- Cats are strict obligate carnivores, meaning their nutrition is derived from animal based protein and not plant based. That puts a strike against dry food as this is largely manufactured from various cereals and grains, and why there are some who advocate a wet-food only diet, but then how do I deal with dental health? Brushing? I’d need to sedate Soph to even attempt that!
- Dental health for cats is a common problem and I’m sure you’ve also been told that the dry food kibble formulas designed for oral care are good to keep this issue under control. We need to watch this particularly with Soph because she hoovers up the small kibble, but the oral care versions are larger which forces her to chew on them. That’s the theory and I can only take the advice of the vet who has said their teeth look fine
- Despite always having water available some cats will not receive adequate hydration unless they consume it through wet food. It is thus critical to include wet food in their diet to avoid painful urinary tract problems
- The convenience factor. At risk of sounding like a slack Pet Parent I can tell you right now I am never going to be making my own cat food from scratch. When I read some of the blogs about people making their own cat food, I’m thinking “really…how much time have you got on your hands lady?”. Seriously, grinding up bones and skin and intestinal tracts of a chicken is a good way to spend your time? Not for this Pet Parent it isn’t. Recently however I’ve been feeding more fresh mince and that has been particularly well received by Pussa. The raw chicken wings have yet to take the household by storm, and frankly Soph seems to have no idea what to do with them. Still, we shall persevere and see if they have some kind of renaissance.
The future of cat feeding at Cat Habitat HQ
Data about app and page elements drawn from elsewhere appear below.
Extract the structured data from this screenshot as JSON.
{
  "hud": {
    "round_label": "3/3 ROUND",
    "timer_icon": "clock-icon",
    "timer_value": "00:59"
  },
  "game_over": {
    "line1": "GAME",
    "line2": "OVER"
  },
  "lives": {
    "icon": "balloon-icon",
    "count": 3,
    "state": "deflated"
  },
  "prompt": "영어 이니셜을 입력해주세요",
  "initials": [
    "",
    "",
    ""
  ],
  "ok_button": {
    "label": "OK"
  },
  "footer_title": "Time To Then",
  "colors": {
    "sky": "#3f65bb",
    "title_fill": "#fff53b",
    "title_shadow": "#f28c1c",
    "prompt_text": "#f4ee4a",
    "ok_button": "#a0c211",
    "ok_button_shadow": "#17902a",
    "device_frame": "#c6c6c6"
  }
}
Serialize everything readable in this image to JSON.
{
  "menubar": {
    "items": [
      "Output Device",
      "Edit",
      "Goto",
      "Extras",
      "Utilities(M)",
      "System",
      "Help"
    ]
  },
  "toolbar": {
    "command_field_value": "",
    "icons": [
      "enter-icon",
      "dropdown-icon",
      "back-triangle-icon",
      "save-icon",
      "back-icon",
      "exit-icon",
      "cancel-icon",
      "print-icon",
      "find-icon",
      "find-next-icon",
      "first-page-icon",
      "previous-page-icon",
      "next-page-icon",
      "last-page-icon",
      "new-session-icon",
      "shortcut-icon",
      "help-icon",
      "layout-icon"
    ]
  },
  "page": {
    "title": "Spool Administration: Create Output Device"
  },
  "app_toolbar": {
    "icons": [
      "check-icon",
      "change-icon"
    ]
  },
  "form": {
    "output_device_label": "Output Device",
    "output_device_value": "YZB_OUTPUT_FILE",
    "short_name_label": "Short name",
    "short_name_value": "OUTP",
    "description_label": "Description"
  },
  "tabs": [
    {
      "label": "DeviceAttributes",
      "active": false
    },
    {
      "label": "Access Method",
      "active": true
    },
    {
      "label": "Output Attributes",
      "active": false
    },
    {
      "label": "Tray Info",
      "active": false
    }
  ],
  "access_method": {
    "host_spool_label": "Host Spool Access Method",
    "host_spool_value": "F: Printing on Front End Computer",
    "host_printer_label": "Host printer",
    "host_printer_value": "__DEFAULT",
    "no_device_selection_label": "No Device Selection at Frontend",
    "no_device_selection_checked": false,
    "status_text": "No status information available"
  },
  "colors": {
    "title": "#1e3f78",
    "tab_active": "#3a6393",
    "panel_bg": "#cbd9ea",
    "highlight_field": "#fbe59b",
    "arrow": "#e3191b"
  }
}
Unless there is a marked increase in the number of hours in the day, I’m going to have to give raw food feeding a miss, and my concern is more around the nutritional quality of processed cat food anyway. Pet food manufacturers talk about their products being “complete and balanced” foods meaning that they contain all the nutrients in the right quantities that your puss cat needs. This being said meat products will need a form of preserving to give them shelf life, and as with processed foods for humans, this is what starts to make me sceptical. I avoid processed foods in my own diet as much as possible, so why would I not extend that to the feline members of the family? Those who run an anti-dry food argument do so on the basis that there is way too much carbohydrate in dry food as the grains that go into the manufacturing process are significantly cheaper than animal protein with the result being a bigger profit margin for the manufacturers. I don’t disagree with this rationale. However, if I stop the dry food what do I do about dental health? I suspect that if I could get Pussa and Soph to eat some raw bones, that would keep their teeth in good nick and replicates how it would be dealt with in the wild. Hmmmm….now there’s a challenge for me.